* _TASK REQUIREMENTS_: Copy out each line of the entries where the word "desc" is present.

* _EXERCISE DATA_:
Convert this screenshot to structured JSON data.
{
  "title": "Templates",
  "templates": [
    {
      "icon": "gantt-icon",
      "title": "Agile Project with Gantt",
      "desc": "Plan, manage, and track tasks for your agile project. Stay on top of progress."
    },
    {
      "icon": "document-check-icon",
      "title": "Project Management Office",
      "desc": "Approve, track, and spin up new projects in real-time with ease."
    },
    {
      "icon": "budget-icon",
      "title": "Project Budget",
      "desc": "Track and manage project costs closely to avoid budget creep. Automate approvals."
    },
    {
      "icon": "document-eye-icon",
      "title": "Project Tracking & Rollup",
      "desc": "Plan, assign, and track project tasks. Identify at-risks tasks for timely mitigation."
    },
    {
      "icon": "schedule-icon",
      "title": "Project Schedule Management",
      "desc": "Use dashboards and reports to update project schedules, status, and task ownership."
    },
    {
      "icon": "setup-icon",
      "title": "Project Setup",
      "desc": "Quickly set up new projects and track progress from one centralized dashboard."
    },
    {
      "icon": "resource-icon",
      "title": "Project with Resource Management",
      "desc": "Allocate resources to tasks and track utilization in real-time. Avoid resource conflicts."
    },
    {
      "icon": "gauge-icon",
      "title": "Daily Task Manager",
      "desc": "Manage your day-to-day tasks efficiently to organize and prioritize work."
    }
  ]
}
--
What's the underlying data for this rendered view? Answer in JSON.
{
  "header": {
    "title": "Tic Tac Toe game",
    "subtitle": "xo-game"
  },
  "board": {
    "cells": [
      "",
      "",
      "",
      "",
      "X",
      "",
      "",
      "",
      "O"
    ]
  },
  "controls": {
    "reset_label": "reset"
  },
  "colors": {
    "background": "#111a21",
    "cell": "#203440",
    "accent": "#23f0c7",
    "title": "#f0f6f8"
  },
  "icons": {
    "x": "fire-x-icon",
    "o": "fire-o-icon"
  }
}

* _WRITTEN REPLY_:
      "desc": "Plan, manage, and track tasks for your agile project. Stay on top of progress."
      "desc": "Approve, track, and spin up new projects in real-time with ease."
      "desc": "Track and manage project costs closely to avoid budget creep. Automate approvals."
      "desc": "Plan, assign, and track project tasks. Identify at-risks tasks for timely mitigation."
      "desc": "Use dashboards and reports to update project schedules, status, and task ownership."
      "desc": "Quickly set up new projects and track progress from one centralized dashboard."
      "desc": "Allocate resources to tasks and track utilization in real-time. Avoid resource conflicts."
      "desc": "Manage your day-to-day tasks efficiently to organize and prioritize work."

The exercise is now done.